If you are like me, you let this image flip back and forth 10+ times before giving up. However, if I were to tell you where to look (the cliffside to the left of the kayaker’s head), the change becomes glaringly obvious. What makes this task so difficult is the 80 milliseconds between the images when the screen goes white. When they did this in a research lab without any visual buffer, people typically spotted the change in a little less than two seconds. But when there was a buffer, it took 20+ seconds on average to detect the change. We refer to this phenomenon as change blindness.
These significant changes in the scene go unnoticed due to the limitations of our visual working memory and attention systems. Working memory (the mechanism formerly known as ‘short-term memory’) is the workspace that our brains use to perform various mental tasks. We can temporarily hold information in our working memory, such as a phone number or an image. This is what we are using when comparing the formerly presented image to the currently displayed image. However, the images we hold in our working memory are not perfect representations, but instead a partially constructed representation of the picture which holds the information we deem most important or interesting. That makes it easy to miss out on what’s going on in the background.
The interesting aspects of the image that are stored in working memory are passed along by our attention, which automatically focuses on items of ‘central interest’. If a researcher makes a change to something of central interest in the image, like the picture’s main subject (the person in the kayak), participants pick up on this whether there is a visual buffer or not since their attention is typically focused on these locations before and after the switch. However, if the changed item is of marginal interest, such as the cliff in the kayak image, even significant changes can go undetected because they are not attended as closely, and therefore don’t get passed along to working memory.

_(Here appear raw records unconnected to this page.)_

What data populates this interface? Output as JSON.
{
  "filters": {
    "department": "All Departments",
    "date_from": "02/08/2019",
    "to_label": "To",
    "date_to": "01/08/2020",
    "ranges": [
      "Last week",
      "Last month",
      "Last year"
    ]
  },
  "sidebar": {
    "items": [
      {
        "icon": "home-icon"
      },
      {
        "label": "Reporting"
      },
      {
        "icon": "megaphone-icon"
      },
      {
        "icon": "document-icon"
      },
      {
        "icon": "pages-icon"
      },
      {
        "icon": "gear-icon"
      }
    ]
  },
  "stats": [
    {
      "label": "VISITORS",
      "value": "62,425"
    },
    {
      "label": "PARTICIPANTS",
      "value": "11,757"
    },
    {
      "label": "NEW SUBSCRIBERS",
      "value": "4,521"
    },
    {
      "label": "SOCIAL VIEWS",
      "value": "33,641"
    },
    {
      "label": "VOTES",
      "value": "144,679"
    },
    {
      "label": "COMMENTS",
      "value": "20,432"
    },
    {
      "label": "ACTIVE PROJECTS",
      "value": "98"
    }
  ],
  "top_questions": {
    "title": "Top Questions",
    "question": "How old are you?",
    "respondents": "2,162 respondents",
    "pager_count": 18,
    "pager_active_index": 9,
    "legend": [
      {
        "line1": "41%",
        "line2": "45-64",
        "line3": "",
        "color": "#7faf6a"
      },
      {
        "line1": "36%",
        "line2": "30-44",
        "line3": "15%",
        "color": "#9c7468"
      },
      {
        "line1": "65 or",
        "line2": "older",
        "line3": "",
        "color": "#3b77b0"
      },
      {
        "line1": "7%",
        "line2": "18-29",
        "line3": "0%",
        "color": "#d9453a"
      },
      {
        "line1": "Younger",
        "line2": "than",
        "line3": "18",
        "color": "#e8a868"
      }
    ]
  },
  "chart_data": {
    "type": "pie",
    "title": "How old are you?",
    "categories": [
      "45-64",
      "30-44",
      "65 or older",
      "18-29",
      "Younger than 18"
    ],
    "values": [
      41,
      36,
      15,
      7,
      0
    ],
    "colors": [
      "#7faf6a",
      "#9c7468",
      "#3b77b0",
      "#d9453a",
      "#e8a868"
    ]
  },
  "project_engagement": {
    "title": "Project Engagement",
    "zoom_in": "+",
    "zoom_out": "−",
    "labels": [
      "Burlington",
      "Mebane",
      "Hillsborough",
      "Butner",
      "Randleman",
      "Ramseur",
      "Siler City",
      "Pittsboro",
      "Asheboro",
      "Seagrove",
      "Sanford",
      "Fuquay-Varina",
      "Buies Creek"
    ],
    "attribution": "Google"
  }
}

So, who could make use of this kind of information? Magicians. Using some action that mimics the grey visual buffer in the experiments above, such as a cloth over a table, a hand over a deck of cards, or briefly pulling the eyes of the audience away from the location of the trick, magicians can make objects change or disappear without any detection. Researchers who study attention are very interested in how magicians execute their acts and have begun using their methods to study different forms of attention in the lab. If you want to learn more about how magicians use different attentional phenomena to pull off their acts, and how researchers have used illusions from magicians to study attention, there is a great review paper available to read here (authored by expert attention researchers and magicians, including ‘Teller’ from ‘Pen and Teller’).